- **RECORDS FOR THE EXERCISE**
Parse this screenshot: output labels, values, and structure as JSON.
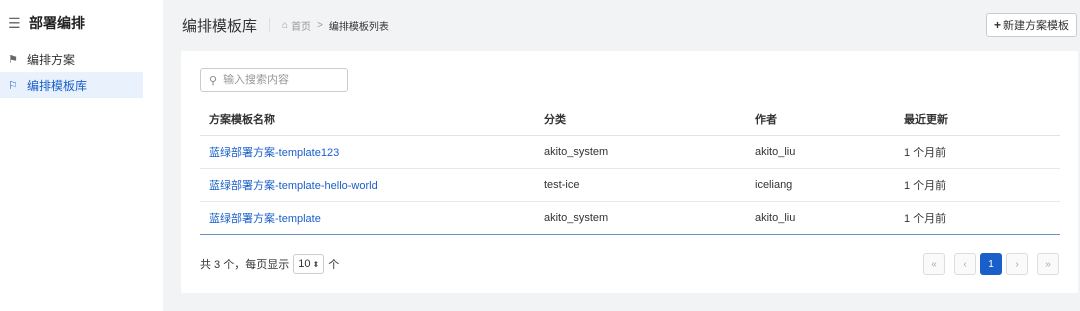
{
  "sidebar": {
    "title": "部署编排",
    "items": [
      {
        "label": "编排方案"
      },
      {
        "label": "编排模板库"
      }
    ]
  },
  "header": {
    "title": "编排模板库",
    "breadcrumb": {
      "home": "首页",
      "separator": ">",
      "current": "编排模板列表"
    },
    "new_button": "新建方案模板"
  },
  "search": {
    "placeholder": "输入搜索内容",
    "value": ""
  },
  "table": {
    "columns": [
      "方案模板名称",
      "分类",
      "作者",
      "最近更新"
    ],
    "rows": [
      {
        "name": "蓝绿部署方案-template123",
        "category": "akito_system",
        "author": "akito_liu",
        "updated": "1 个月前"
      },
      {
        "name": "蓝绿部署方案-template-hello-world",
        "category": "test-ice",
        "author": "iceliang",
        "updated": "1 个月前"
      },
      {
        "name": "蓝绿部署方案-template",
        "category": "akito_system",
        "author": "akito_liu",
        "updated": "1 个月前"
      }
    ]
  },
  "footer": {
    "total_text": "共 3 个，每页显示",
    "page_size": "10",
    "unit": "个"
  },
  "pagination": {
    "first": "«",
    "prev": "‹",
    "current_page": "1",
    "next": "›",
    "last": "»"
  },
  "colors": {
    "accent": "#1a5fc9",
    "active_bg": "#e8f1fc"
  }
}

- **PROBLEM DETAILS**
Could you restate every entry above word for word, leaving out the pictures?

- **OUTPUT BELOW**
Parse this screenshot: output labels, values, and structure as JSON.
{
  "sidebar": {
    "title": "部署编排",
    "items": [
      {
        "label": "编排方案"
      },
      {
        "label": "编排模板库"
      }
    ]
  },
  "header": {
    "title": "编排模板库",
    "breadcrumb": {
      "home": "首页",
      "separator": ">",
      "current": "编排模板列表"
    },
    "new_button": "新建方案模板"
  },
  "search": {
    "placeholder": "输入搜索内容",
    "value": ""
  },
  "table": {
    "columns": [
      "方案模板名称",
      "分类",
      "作者",
      "最近更新"
    ],
    "rows": [
      {
        "name": "蓝绿部署方案-template123",
        "category": "akito_system",
        "author": "akito_liu",
        "updated": "1 个月前"
      },
      {
        "name": "蓝绿部署方案-template-hello-world",
        "category": "test-ice",
        "author": "iceliang",
        "updated": "1 个月前"
      },
      {
        "name": "蓝绿部署方案-template",
        "category": "akito_system",
        "author": "akito_liu",
        "updated": "1 个月前"
      }
    ]
  },
  "footer": {
    "total_text": "共 3 个，每页显示",
    "page_size": "10",
    "unit": "个"
  },
  "pagination": {
    "first": "«",
    "prev": "‹",
    "current_page": "1",
    "next": "›",
    "last": "»"
  },
  "colors": {
    "accent": "#1a5fc9",
    "active_bg": "#e8f1fc"
  }
}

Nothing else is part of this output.